From the entries below, copy every line where the string "transponders" appears.

***** Available records

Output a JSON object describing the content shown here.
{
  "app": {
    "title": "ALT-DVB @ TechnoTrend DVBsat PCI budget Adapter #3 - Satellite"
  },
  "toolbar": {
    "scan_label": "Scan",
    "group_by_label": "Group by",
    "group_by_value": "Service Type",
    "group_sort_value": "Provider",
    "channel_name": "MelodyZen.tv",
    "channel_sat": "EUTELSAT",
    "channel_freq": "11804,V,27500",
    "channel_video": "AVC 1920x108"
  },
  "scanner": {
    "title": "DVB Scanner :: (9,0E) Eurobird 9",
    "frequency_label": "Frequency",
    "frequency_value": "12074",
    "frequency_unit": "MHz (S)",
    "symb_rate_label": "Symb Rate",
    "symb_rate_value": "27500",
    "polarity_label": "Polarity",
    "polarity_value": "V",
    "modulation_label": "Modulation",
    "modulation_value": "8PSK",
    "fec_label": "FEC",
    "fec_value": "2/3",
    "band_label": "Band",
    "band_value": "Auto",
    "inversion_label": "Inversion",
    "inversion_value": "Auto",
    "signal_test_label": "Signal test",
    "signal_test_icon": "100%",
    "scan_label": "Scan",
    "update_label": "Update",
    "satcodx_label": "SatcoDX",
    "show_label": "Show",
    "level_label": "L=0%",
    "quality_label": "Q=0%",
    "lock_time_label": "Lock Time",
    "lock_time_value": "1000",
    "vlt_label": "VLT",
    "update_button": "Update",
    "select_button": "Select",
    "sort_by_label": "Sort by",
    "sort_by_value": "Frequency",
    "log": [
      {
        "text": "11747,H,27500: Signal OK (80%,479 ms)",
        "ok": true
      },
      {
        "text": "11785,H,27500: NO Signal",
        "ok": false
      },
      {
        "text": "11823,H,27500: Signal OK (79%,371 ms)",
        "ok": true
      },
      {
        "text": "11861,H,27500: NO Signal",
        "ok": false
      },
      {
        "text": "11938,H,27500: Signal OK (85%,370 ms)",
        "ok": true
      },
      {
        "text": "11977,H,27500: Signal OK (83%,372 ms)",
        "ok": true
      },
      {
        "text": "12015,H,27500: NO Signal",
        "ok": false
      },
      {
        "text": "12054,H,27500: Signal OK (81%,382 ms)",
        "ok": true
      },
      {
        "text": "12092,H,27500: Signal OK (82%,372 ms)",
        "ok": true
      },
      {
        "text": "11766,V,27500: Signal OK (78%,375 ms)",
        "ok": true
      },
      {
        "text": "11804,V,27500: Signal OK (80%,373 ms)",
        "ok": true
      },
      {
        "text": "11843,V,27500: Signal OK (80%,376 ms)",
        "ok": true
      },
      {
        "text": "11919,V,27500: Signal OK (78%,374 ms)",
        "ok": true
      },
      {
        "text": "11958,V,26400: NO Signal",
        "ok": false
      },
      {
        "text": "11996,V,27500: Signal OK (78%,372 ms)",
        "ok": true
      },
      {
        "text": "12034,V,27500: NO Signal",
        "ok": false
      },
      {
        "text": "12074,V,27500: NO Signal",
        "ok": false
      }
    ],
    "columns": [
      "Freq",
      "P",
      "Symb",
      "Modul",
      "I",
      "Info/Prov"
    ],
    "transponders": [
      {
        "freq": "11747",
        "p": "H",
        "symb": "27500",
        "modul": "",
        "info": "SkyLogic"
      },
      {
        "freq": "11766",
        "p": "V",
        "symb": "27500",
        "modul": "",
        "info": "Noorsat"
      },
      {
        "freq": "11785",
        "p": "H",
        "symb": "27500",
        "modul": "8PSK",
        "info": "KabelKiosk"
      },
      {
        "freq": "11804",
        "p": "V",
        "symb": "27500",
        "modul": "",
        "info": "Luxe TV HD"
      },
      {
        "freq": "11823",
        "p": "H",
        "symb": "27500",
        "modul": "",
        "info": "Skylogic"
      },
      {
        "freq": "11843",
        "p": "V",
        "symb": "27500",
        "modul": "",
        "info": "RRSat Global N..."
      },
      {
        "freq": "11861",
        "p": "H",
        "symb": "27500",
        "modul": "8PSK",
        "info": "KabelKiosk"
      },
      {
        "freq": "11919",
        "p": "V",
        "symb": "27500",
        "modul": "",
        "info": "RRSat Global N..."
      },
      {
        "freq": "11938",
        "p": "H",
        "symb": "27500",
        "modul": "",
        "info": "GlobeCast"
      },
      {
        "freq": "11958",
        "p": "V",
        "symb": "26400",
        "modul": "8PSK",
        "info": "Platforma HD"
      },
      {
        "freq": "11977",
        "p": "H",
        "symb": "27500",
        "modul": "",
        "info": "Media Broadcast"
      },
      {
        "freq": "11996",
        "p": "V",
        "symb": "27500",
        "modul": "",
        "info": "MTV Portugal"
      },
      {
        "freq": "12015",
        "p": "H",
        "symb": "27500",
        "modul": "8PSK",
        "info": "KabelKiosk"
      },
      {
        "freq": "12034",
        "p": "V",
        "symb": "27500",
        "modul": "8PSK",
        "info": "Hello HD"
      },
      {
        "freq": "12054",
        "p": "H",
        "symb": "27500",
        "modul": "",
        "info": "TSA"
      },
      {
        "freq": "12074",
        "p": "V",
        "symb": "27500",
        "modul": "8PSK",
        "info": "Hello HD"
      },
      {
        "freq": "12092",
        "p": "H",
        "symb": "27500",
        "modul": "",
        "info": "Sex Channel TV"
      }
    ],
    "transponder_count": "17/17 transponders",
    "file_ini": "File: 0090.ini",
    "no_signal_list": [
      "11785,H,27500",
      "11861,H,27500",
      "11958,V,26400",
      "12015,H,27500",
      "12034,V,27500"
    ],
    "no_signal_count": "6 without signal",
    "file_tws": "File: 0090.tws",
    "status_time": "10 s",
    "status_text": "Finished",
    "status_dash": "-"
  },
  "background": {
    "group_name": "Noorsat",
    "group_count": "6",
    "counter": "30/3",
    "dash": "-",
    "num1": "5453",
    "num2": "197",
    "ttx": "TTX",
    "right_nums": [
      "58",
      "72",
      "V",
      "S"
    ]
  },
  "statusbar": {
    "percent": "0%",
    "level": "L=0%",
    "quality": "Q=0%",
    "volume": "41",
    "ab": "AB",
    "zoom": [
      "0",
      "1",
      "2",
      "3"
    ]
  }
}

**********

## [Exercise result]
    "transponders": [
    "transponder_count": "17/17 transponders",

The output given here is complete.